9 Easy Steps to Make Healthy Fruit Jam – Fruit preserves are any fruit that has been traditionally prepared using pectin and sugar to aid in long-term storage. Generally, jam contains both the fruit juice and pieces of flesh, while jelly is simply solid fruit juice made firm through the use of pectin, a natural product made from apples. The most common fruits used to make jam are strawberry and grapes, although berries, citrus fruits, and mint are also gaining popularity.
Why making fruit jam will click as a food business? Because Pinoys are known for their sweet tooth, and are always in search of a good palaman for their bread. For this reason, fruit jam is a common staple in every household and is consumed by every family member. And because the Philippines is teeming with tropical fruits, it is easy to make a variety of jam.
Start-up capital in making fruit jam for business is about P5,000 for 12 bottles. One batch will take an hour to cook, but will need to be set overnight.
• 12 8 oz. sterilized glass bottles with cap, P300-500
• Strainer (cheesecloth or colander), P200
• 2 large pots (preferably non-stick for easy cleanup) P400
• Large stainless steel bowl, P150
• Potato masher, P100
• Ladle, P50
• Metal tablespoon, P10
• Tongs, P50
• 2.2 kilograms of fruit, P200-400
• 7 cups of sugar – P40-60
These materials are all available in supermarkets.
Procedure in making fruit jam:
1. Wash your bottle and lids thoroughly in hot, soapy water. Rinse, and then sterilize them in a large pot of boiling water for 10 minutes. Leave them in the pot until you’re ready to fill them.
2. Wash the fruit and place them into the stainless steel bowl. Using the potato masher (a food processor or fork would also work), crush the fruit into fine pieces.
3. Transfer the fruit pulp to the other pot, adding just enough water to immerse the fruit. (Juicy fruit will need about 0.5 cup of water for each kilogram of fruit.) Add calamansi if the fruit you are using isn’ acidic enough.
4. Boil over low to medium heat, stirring frequently to prevent burning. This helps release the juice and break down the fruit. Soft fruits should be boiled for 3 minutes, while firmer varieties may require more time. Make sure not to overcook the fruit, as this reduces the quality of the jam.
5. Pour the fruit through the cheesecloth strainer to clear the jelly. Allow the juice to drain completely, twisting the bag slightly to squeeze the remaining drops. Strain again. (If you want fruit chunks, you may opt to let the fruit stand in the pot for 10 minutes and then pour off the clear liquid, leaving the solids behind.)
6. Place the juice back into the pot, and add the sugar. (Add 1 cup of sugar for every cup of high-pectin fruit juice. Only add ¾ cup of sugar for those with moderate or low pectin levels.) if the juice is pale, add the sugar before boiling. If not, add the sugar after boiling. Don’t stir, as the mixture comes to boil.
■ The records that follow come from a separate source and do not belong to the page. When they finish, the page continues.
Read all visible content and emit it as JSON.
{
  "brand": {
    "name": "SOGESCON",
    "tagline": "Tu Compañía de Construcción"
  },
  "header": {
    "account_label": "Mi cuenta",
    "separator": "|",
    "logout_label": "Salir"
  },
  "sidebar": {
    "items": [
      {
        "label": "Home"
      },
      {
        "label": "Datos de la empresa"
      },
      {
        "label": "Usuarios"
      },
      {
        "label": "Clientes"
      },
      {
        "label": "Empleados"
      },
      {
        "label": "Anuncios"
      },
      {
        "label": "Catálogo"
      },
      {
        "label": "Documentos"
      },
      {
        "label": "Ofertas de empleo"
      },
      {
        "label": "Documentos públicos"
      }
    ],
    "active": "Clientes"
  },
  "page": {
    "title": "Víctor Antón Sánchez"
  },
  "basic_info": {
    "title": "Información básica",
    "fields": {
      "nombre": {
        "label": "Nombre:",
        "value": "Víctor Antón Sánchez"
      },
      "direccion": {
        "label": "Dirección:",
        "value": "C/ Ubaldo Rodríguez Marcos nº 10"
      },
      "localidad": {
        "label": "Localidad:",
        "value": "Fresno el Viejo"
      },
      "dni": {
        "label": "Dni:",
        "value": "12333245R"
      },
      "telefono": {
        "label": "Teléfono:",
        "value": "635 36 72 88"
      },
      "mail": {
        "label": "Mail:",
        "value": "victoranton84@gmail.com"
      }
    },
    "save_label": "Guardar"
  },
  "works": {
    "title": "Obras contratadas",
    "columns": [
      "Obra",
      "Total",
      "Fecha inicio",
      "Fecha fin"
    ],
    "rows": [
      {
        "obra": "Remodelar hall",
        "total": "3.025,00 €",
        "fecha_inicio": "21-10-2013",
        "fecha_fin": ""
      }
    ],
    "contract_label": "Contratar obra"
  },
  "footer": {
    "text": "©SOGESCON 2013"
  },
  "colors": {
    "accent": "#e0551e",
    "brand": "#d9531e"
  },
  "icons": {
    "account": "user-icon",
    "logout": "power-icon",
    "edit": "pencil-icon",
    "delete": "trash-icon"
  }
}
7. To rest consistency, take a cold tablespoon, and scoop half a spoonful of the fruit. Let it cool to room temperature. If it thickens to your desired consistency, the jam is done. If not, boil for another minute. Do this until the optimum consistency is reached.
8. Now, remove the bottles from the pot, filling them within ¼ inch from the top. Place the lid on the bottles, and return them to the pot to boil for five minutes (Make sure the bottles are fully immersed in water).
9. Lift the bottle out using your tongs, and let them cool in a draft-free area overnight. Once cooled, you may store them for up to one year.
Reminders and Tips:
• Fruit jam is best when made in small batches. Larger quantities take longer to boil, which can lead to a darker, tougher jelly, and loss of flavor.
• Choose fruits with a deep color and rich flavors, as lighter fruits (i.e. white grapes as opposed to red) will yield a bland-tasting jam. A blend of ripe and slightly under-ripe fruit works best.
• If a particular fruit is not a season, you may used concentrated fruit juice (no sugar added). Simply skip Steps 1-3.
• It’s best to consume the jam in six to eight months, as the flavor and texture are best. They are still edible, however, for one year.
How much will you make from this batch of making fruit jam?
Locally produced jams sell at about P50 per bottle. This price increases for special combination fruits or sugar-free concoctions. You can opt to sell in bulk to stores at a 50 percent profit, or direct to customers with a 100 percent markup. Depending on the size of your operations and number of customers, expect to make your return on investment in a maximum of six months.
Source: Entrepreneur Bookazine
Photo source: http://en.wikipedia.org/wiki/File:Marmeladesorten.jpg